Malvolio (2.5.108-124) “‘M.’ Malvolio–‘M’–why, that begins my name. … ‘M.’ But then there is no consonancy in the sequel. That suffers under probation. ‘A’ should follow, but ‘O’ does. …”-Malvolio speaking to Fabian and Sir Toby-follows the letter to the word (literally)-there are rules and you should follow the rules-he can’t think outside the rules-doesn’t get the joke that is in the letter-made to be a fool but can’t play the fool
Viola (3.1.53-58) “This fellow is wise enough to play the fool, and to do that well craves a kind of wit. He must observe their mood on whom he jests, the quality of persons, and the time, and like the haggard, check at every feather that comes before his eye.”-speaking about Feste-brings together two figures who are playing the fool (Cesario and Feste); both are adaptive and flexible-Cesario notes what is talented about Feste-adapts to every situation (understands how to use language; Malvolio doesn’t)-outside the plot of the play (“free agent” as a fool)

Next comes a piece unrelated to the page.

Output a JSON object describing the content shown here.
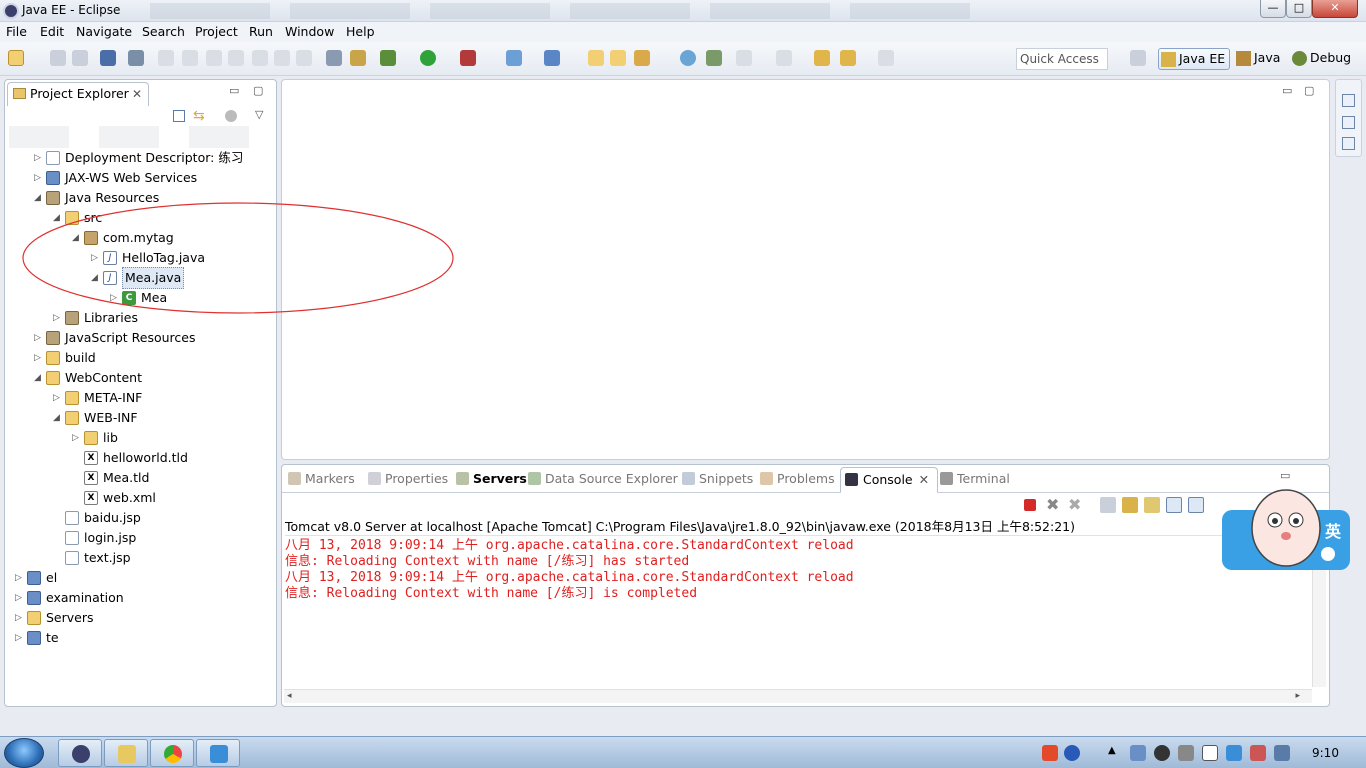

Malvolio (1.5.71-76) “I marvel your ladyship takes delight in such a barren rascal. I saw him put down the other day with an ordinary fool that has no more brain than a stone. Look you now, he’s out of his guard already. Unless you laugh and minister occasion to him, he is gagged. I protest I take these wise men that crow so at these set kind of fools no better than the fools’ zanies.”-speaking to Olivia about Feste-starts to criticize the fool-Olivia says that Feste’s words don’t mean anything-Malvolio is suggesting that he is nothing but a needy begger-denial of what Feste’s power is dependent, needs an audience, does not move freely
Feste and Malvolio (5.1.359-364) “Why, ‘Some are born great, some achieve greatness, and some have greatness thrown upon them.’ I was one sir, in this interlud, one Sir Topas, sir; but that’s all one. ‘By the Lod, fool, I am not mad’–but do you remember, ‘Madam, why laugh you at such a barren rascal, an you smile not, he’s gagged’–and thus the whirligig of time brings in his revenges.”M: “I’ll be revenged on the whole pack of you.”-Sir Andrew Aguecheek-Malvolio-Antonio-does not have the neat, revival romance feeling (happens through Malvolio plot)